What you should do: If a line in the data below contains the word "Create", copy it out.
[Opening Records for the exercise section]
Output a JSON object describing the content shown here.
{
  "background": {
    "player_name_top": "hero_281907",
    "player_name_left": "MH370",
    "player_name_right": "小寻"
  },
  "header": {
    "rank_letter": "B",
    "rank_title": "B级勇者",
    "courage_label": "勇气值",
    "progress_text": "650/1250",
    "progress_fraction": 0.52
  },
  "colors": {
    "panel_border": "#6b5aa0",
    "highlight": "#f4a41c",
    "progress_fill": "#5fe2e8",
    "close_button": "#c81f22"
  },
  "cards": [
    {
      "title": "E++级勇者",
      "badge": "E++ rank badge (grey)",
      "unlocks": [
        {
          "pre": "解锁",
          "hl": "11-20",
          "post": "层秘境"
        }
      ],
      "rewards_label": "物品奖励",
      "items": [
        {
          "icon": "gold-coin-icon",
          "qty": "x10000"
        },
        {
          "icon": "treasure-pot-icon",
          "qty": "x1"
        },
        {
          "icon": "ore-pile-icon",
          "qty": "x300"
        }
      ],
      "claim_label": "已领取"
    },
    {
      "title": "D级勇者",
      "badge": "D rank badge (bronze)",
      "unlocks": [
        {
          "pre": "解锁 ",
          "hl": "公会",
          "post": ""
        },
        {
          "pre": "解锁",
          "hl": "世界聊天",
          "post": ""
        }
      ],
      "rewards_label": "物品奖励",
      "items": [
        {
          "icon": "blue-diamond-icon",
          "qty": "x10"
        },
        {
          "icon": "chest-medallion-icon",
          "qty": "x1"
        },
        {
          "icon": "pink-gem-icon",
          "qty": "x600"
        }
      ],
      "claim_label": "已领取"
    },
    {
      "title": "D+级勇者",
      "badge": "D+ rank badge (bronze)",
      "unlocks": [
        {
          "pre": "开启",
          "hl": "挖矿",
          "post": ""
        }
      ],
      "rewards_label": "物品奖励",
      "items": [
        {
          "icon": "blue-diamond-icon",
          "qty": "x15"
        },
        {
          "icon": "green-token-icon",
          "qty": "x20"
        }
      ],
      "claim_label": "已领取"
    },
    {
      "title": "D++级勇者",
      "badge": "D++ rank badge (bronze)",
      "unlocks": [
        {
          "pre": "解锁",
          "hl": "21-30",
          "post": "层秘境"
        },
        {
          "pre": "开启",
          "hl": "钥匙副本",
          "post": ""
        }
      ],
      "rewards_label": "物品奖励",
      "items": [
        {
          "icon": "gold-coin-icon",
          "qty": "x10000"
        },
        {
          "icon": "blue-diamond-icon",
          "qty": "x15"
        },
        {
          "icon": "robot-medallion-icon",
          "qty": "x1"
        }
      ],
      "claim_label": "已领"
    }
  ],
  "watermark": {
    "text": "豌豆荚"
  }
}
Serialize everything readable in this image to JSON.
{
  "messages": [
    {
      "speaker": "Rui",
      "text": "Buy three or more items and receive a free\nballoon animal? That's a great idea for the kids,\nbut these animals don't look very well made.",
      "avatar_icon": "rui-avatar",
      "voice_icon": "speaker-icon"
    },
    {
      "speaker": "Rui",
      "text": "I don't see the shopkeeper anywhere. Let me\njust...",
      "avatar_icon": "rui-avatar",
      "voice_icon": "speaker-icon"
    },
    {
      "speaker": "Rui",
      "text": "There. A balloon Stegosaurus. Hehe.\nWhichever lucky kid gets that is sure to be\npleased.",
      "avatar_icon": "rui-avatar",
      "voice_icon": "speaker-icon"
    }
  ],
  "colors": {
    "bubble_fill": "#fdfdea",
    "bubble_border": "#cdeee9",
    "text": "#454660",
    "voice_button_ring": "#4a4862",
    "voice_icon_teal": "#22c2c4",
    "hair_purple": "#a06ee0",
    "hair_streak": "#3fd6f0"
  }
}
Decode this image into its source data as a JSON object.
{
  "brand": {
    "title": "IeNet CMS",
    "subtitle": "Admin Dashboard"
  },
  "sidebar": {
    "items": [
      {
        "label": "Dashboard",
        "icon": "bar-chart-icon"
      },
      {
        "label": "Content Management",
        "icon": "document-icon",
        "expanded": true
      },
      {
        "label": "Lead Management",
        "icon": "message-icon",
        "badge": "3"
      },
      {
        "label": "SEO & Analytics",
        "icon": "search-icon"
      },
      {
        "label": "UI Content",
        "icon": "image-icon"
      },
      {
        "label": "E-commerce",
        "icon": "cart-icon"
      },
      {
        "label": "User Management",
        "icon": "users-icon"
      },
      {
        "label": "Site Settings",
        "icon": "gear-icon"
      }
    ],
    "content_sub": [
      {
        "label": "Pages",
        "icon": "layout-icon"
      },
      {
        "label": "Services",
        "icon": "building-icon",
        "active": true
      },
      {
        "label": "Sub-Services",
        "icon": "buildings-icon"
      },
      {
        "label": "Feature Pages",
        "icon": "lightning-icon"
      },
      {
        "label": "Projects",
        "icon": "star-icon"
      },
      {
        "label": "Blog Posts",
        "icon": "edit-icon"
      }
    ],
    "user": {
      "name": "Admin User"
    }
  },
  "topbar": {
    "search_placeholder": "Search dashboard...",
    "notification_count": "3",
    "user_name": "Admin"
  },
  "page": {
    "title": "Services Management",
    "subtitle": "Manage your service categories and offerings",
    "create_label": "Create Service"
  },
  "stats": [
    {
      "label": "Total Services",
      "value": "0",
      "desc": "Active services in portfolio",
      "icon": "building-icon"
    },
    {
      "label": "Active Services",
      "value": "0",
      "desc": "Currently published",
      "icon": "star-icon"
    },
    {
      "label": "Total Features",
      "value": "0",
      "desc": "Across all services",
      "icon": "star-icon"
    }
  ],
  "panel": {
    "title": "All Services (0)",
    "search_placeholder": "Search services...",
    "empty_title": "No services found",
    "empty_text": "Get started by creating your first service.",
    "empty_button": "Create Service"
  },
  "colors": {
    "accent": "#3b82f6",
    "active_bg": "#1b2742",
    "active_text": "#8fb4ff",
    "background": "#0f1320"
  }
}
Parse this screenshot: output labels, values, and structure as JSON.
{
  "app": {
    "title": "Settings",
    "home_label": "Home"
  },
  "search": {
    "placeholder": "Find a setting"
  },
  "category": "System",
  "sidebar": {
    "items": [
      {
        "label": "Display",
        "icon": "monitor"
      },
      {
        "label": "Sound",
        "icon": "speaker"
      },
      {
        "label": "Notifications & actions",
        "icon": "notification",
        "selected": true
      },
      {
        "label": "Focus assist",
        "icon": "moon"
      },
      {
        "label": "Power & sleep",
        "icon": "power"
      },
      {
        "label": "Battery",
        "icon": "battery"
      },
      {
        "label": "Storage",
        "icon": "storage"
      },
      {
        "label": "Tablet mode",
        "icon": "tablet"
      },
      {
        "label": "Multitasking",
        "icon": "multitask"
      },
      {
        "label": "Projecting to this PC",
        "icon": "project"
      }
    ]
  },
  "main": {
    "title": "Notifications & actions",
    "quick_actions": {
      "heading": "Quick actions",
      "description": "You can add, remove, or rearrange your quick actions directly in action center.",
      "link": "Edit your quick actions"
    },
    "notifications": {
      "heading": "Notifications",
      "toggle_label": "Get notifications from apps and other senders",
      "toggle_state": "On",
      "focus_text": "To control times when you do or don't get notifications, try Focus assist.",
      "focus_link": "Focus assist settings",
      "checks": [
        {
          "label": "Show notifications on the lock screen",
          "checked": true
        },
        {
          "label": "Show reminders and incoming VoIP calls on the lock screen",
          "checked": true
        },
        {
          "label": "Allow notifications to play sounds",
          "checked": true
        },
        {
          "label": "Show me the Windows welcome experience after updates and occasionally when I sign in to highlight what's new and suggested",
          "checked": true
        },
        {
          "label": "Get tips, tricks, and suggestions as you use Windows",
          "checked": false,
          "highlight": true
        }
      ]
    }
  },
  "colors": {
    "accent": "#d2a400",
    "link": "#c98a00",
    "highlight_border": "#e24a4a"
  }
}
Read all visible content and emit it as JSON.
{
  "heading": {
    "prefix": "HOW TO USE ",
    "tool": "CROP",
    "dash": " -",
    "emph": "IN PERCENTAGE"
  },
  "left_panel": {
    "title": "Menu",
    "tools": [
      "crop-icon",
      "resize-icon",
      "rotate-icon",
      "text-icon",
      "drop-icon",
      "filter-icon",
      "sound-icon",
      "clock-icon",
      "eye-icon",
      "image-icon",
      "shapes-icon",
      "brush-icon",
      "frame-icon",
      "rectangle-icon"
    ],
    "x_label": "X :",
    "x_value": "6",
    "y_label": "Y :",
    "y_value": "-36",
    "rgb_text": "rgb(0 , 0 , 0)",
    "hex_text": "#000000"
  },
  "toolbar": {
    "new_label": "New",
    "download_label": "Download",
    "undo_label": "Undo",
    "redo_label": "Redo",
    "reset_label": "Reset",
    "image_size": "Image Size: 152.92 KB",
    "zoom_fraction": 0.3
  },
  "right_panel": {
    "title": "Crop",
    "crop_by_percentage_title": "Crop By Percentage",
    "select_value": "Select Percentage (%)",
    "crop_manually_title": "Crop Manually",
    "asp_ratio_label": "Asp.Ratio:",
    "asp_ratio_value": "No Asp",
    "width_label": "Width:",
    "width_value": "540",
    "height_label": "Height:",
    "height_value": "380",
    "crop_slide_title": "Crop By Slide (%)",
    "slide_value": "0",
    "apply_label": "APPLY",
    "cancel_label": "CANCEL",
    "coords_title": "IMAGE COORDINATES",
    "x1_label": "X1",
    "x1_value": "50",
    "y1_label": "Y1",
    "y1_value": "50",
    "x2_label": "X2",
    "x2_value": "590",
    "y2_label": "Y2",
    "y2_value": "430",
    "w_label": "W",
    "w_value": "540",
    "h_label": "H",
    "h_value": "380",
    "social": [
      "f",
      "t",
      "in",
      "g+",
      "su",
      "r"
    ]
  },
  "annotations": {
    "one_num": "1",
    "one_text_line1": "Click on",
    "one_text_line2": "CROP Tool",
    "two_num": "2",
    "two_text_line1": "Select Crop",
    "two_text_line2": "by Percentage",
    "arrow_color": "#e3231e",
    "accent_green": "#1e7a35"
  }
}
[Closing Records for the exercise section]
Your solution:
    "create_label": "Create Service"
    "empty_button": "Create Service"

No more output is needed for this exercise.